(INPUT):
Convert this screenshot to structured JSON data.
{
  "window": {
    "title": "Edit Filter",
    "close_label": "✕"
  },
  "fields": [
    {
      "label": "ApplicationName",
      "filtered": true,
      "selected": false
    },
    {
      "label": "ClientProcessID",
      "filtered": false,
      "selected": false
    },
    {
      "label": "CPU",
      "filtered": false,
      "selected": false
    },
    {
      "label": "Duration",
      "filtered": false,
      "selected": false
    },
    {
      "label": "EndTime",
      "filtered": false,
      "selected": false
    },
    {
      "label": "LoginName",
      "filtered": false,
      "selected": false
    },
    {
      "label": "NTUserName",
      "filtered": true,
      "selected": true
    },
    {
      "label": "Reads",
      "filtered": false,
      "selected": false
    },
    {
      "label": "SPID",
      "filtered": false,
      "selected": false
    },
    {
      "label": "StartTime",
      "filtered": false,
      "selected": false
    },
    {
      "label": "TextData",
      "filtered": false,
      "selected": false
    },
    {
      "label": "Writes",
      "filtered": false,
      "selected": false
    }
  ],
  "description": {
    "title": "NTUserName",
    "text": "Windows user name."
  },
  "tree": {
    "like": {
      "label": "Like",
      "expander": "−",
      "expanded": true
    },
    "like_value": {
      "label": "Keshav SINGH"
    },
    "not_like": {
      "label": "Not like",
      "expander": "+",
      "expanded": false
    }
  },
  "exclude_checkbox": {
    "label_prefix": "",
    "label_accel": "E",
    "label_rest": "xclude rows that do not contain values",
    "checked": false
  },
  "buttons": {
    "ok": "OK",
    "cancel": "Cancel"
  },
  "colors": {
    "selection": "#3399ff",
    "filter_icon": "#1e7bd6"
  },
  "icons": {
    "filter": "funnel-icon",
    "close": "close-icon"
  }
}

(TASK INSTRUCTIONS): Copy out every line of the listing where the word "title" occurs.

(RESPONSE AREA):
    "title": "Edit Filter",
    "title": "NTUserName",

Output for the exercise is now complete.